(What you have to do)
Exactly repeat all the records below, omitting the images they hold.

(Input data)

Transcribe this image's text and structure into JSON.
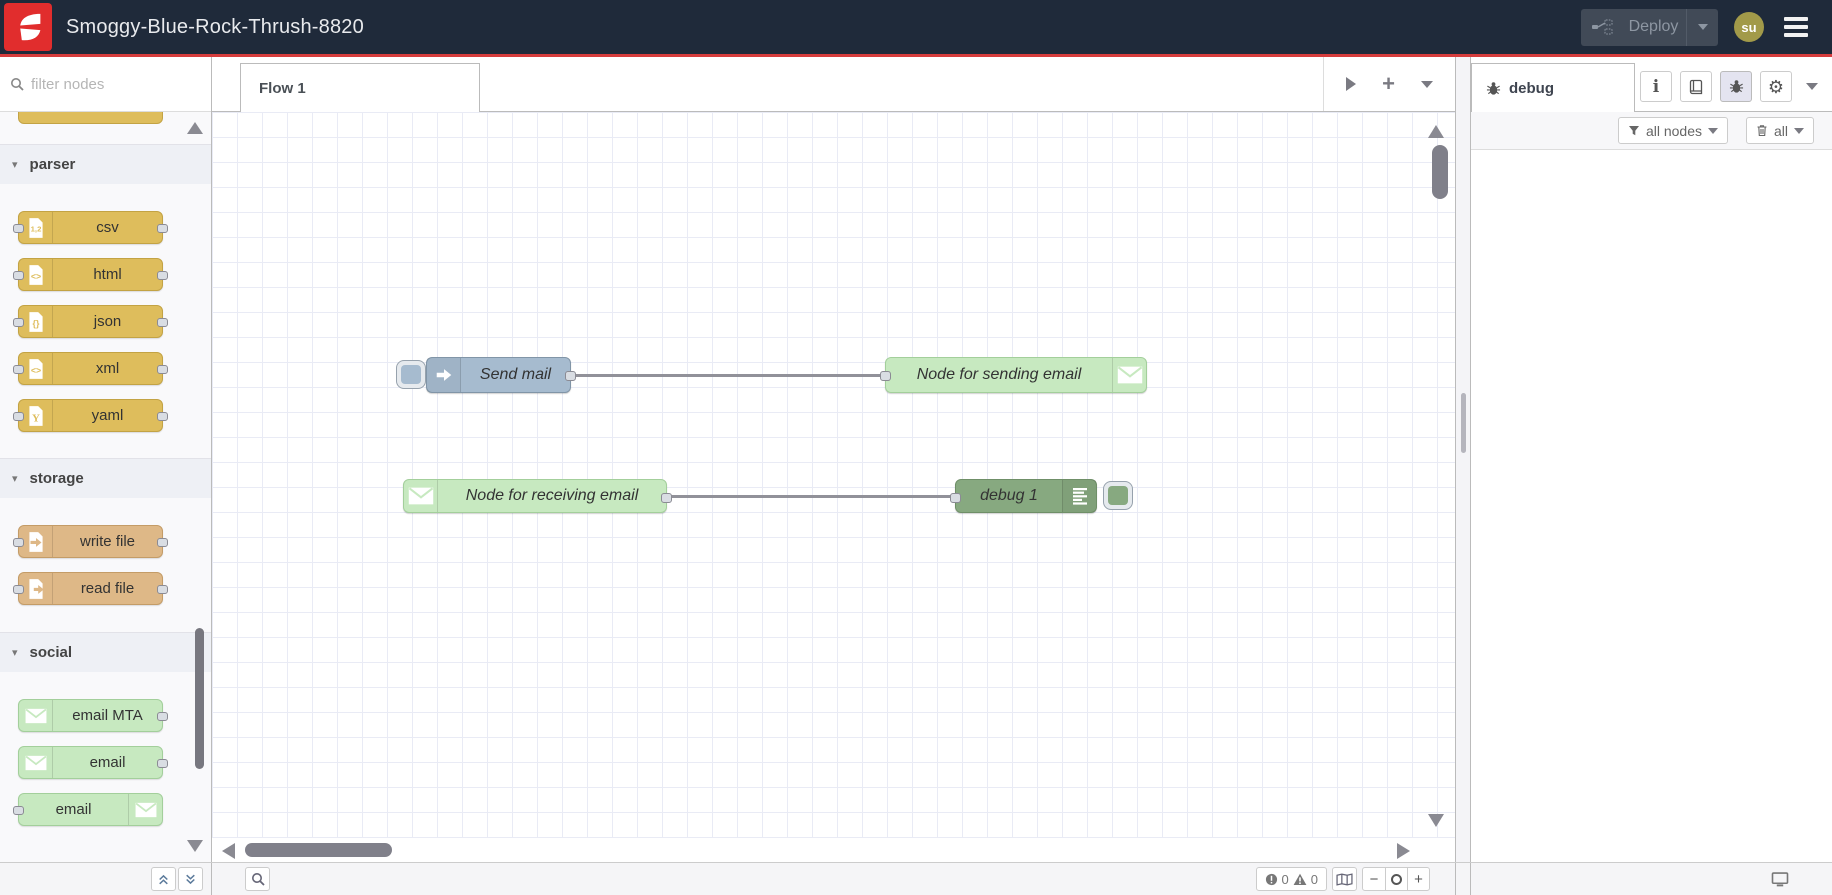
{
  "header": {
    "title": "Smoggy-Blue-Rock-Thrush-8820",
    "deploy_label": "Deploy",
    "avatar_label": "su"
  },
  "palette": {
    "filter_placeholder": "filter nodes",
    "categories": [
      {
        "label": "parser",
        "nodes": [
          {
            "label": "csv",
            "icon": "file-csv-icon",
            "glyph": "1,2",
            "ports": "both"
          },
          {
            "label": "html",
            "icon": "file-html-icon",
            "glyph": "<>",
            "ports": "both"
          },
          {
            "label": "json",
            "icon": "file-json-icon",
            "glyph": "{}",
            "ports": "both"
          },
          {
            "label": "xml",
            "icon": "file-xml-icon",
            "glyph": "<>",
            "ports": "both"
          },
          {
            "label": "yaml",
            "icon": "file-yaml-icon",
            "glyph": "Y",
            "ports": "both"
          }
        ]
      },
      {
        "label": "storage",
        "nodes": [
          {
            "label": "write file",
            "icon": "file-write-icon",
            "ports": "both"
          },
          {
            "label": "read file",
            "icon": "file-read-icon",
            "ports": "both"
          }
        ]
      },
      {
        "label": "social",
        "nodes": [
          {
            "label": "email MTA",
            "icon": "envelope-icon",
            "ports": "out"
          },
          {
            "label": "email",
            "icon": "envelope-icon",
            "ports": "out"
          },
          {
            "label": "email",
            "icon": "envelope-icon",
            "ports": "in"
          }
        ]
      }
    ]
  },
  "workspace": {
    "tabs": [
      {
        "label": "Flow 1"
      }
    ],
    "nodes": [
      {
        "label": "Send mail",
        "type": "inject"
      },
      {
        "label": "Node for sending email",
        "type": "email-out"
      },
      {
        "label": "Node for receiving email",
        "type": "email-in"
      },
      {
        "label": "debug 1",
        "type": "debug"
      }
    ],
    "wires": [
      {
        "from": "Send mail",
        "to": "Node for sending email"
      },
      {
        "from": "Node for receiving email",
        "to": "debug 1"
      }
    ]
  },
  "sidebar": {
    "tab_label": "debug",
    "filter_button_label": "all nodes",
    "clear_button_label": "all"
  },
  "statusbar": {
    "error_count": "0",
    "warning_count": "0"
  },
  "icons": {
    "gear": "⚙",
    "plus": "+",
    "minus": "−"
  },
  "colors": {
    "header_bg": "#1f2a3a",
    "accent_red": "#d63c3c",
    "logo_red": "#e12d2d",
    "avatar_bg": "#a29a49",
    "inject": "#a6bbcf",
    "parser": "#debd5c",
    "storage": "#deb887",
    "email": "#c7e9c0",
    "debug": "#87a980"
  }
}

(Response area)
Transcribe this image's text and structure into JSON.
{
  "header": {
    "title": "Smoggy-Blue-Rock-Thrush-8820",
    "deploy_label": "Deploy",
    "avatar_label": "su"
  },
  "palette": {
    "filter_placeholder": "filter nodes",
    "categories": [
      {
        "label": "parser",
        "nodes": [
          {
            "label": "csv",
            "icon": "file-csv-icon",
            "glyph": "1,2",
            "ports": "both"
          },
          {
            "label": "html",
            "icon": "file-html-icon",
            "glyph": "<>",
            "ports": "both"
          },
          {
            "label": "json",
            "icon": "file-json-icon",
            "glyph": "{}",
            "ports": "both"
          },
          {
            "label": "xml",
            "icon": "file-xml-icon",
            "glyph": "<>",
            "ports": "both"
          },
          {
            "label": "yaml",
            "icon": "file-yaml-icon",
            "glyph": "Y",
            "ports": "both"
          }
        ]
      },
      {
        "label": "storage",
        "nodes": [
          {
            "label": "write file",
            "icon": "file-write-icon",
            "ports": "both"
          },
          {
            "label": "read file",
            "icon": "file-read-icon",
            "ports": "both"
          }
        ]
      },
      {
        "label": "social",
        "nodes": [
          {
            "label": "email MTA",
            "icon": "envelope-icon",
            "ports": "out"
          },
          {
            "label": "email",
            "icon": "envelope-icon",
            "ports": "out"
          },
          {
            "label": "email",
            "icon": "envelope-icon",
            "ports": "in"
          }
        ]
      }
    ]
  },
  "workspace": {
    "tabs": [
      {
        "label": "Flow 1"
      }
    ],
    "nodes": [
      {
        "label": "Send mail",
        "type": "inject"
      },
      {
        "label": "Node for sending email",
        "type": "email-out"
      },
      {
        "label": "Node for receiving email",
        "type": "email-in"
      },
      {
        "label": "debug 1",
        "type": "debug"
      }
    ],
    "wires": [
      {
        "from": "Send mail",
        "to": "Node for sending email"
      },
      {
        "from": "Node for receiving email",
        "to": "debug 1"
      }
    ]
  },
  "sidebar": {
    "tab_label": "debug",
    "filter_button_label": "all nodes",
    "clear_button_label": "all"
  },
  "statusbar": {
    "error_count": "0",
    "warning_count": "0"
  },
  "icons": {
    "gear": "⚙",
    "plus": "+",
    "minus": "−"
  },
  "colors": {
    "header_bg": "#1f2a3a",
    "accent_red": "#d63c3c",
    "logo_red": "#e12d2d",
    "avatar_bg": "#a29a49",
    "inject": "#a6bbcf",
    "parser": "#debd5c",
    "storage": "#deb887",
    "email": "#c7e9c0",
    "debug": "#87a980"
  }
}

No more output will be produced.